Dataset rows for apps and sites:

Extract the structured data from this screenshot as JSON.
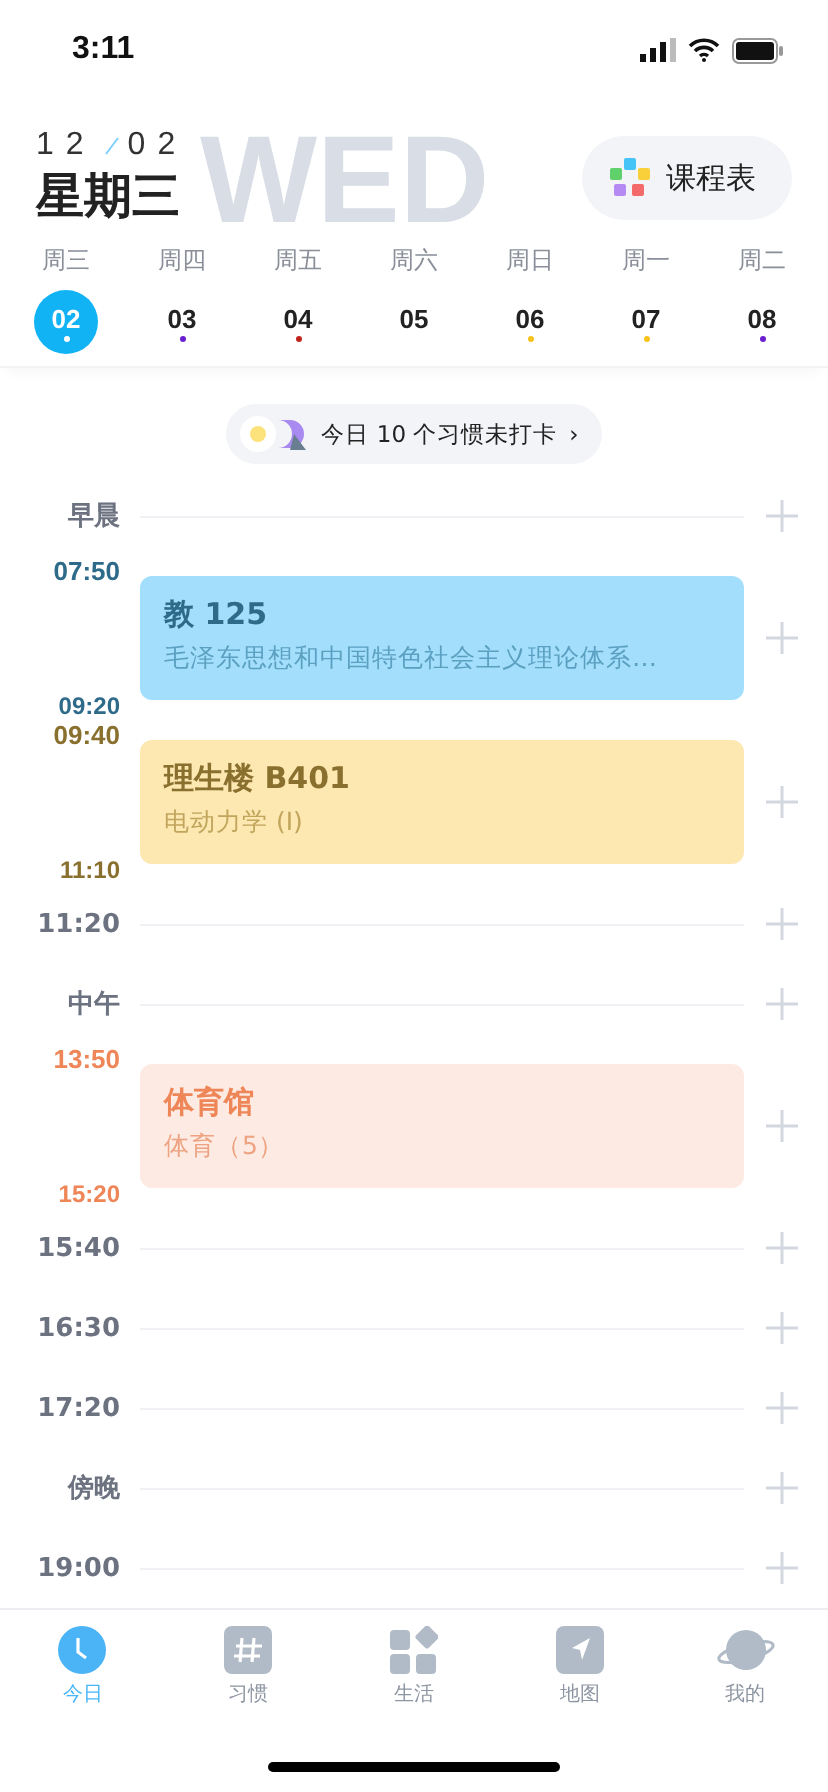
{
  "status_bar": {
    "time": "3:11"
  },
  "header": {
    "month": "12",
    "day": "02",
    "weekday": "星期三",
    "watermark": "WED",
    "schedule_button": "课程表"
  },
  "week": [
    {
      "label": "周三",
      "date": "02",
      "selected": true,
      "color": "#ffffff"
    },
    {
      "label": "周四",
      "date": "03",
      "selected": false,
      "color": "#6a1fd0"
    },
    {
      "label": "周五",
      "date": "04",
      "selected": false,
      "color": "#c0241c"
    },
    {
      "label": "周六",
      "date": "05",
      "selected": false
    },
    {
      "label": "周日",
      "date": "06",
      "selected": false,
      "color": "#f8c21a"
    },
    {
      "label": "周一",
      "date": "07",
      "selected": false,
      "color": "#f8c21a"
    },
    {
      "label": "周二",
      "date": "08",
      "selected": false,
      "color": "#6a1fd0"
    }
  ],
  "habit_banner": {
    "text": "今日 10 个习惯未打卡",
    "chevron": "›"
  },
  "timeline": [
    {
      "kind": "label",
      "label": "早晨"
    },
    {
      "kind": "course",
      "start": "07:50",
      "end": "09:20",
      "room": "教 125",
      "name": "毛泽东思想和中国特色社会主义理论体系…",
      "color": "#a3dffd"
    },
    {
      "kind": "course",
      "start": "09:40",
      "end": "11:10",
      "room": "理生楼 B401",
      "name": "电动力学 (I)",
      "color": "#fde8b2"
    },
    {
      "kind": "label",
      "label": "11:20"
    },
    {
      "kind": "label",
      "label": "中午"
    },
    {
      "kind": "course",
      "start": "13:50",
      "end": "15:20",
      "room": "体育馆",
      "name": "体育（5）",
      "color": "#fdebe3"
    },
    {
      "kind": "label",
      "label": "15:40"
    },
    {
      "kind": "label",
      "label": "16:30"
    },
    {
      "kind": "label",
      "label": "17:20"
    },
    {
      "kind": "label",
      "label": "傍晚"
    },
    {
      "kind": "label",
      "label": "19:00"
    }
  ],
  "tab_bar": [
    {
      "label": "今日",
      "kind": "clock",
      "selected": true
    },
    {
      "label": "习惯",
      "kind": "hash",
      "selected": false
    },
    {
      "label": "生活",
      "kind": "grid",
      "selected": false
    },
    {
      "label": "地图",
      "kind": "map",
      "selected": false
    },
    {
      "label": "我的",
      "kind": "planet",
      "selected": false
    }
  ]
}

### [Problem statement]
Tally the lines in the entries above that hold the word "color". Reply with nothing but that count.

### [Your solution]
9